That's not the only reason why e-tailers make good sales channels for inventors. For one thing, they offer unlimited sales space. A traditional retailer, on the other hand, has a limited amount of shelf space and has to drop one product if it decides to carry another. The big stores end up comparing products and choosing the ones they believe will sell more units. Virtual retailers, in contrast, can add as many products as they like.
Another big difference between the two is inventory. E-tailers can carry limited inventory, and in some cases, even have orders shipped directly from the vendors. Regular retailers, however, may be required to buy $10,000 or more of a single product in order to stock their inventories. Because the risk is less, Internet retailers are more willing to take the chance on new products.
"I won several awards and endorsements for Conscience, including 'Dr. Toy's Best Children's Vacation Product for 1998' [from a newspaper column that rates new toys] and the National Parenting Center's 'Seal of Approval.' " Winchell knows getting this information to consumers is crucial-and e-tailers can immediately post these kinds of honors on their sites. But when dealing with retail stores, Winchell has to put stickers on each box noting the awards he wins and then wait for retailers to reorder. Getting the word out to catalog buyers is even worse. Catalog publishers decide on new products in March or April for catalogs that are mailed in October or November. News about awards can take quite a while to reach customers.
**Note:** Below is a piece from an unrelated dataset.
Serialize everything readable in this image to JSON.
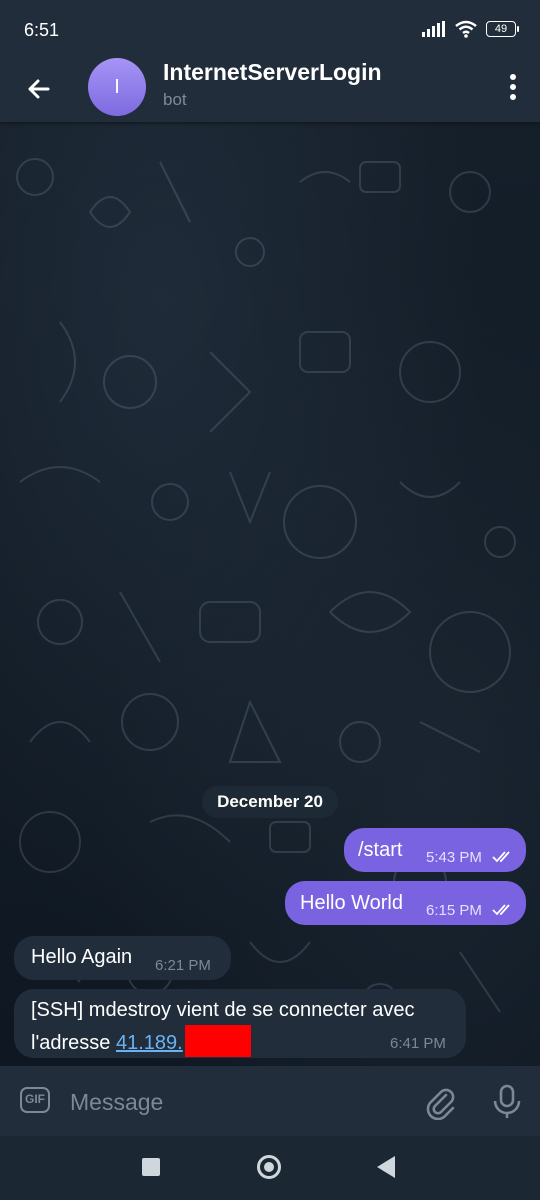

"At one time, eToys listed Conscience first in its family-toy category," Winchell says. "That was because the product was selling." Internet sites respond immediately to hot-selling products. Retailers, on the other hand, sometimes fail to observe that products have sold out, and catalog companies can't really do much to highlight the hot products until the next catalog comes out. Winchell feels that because the Internet sites that sold his product responded so quickly, "Conscience [had] an opportunity to build on its success."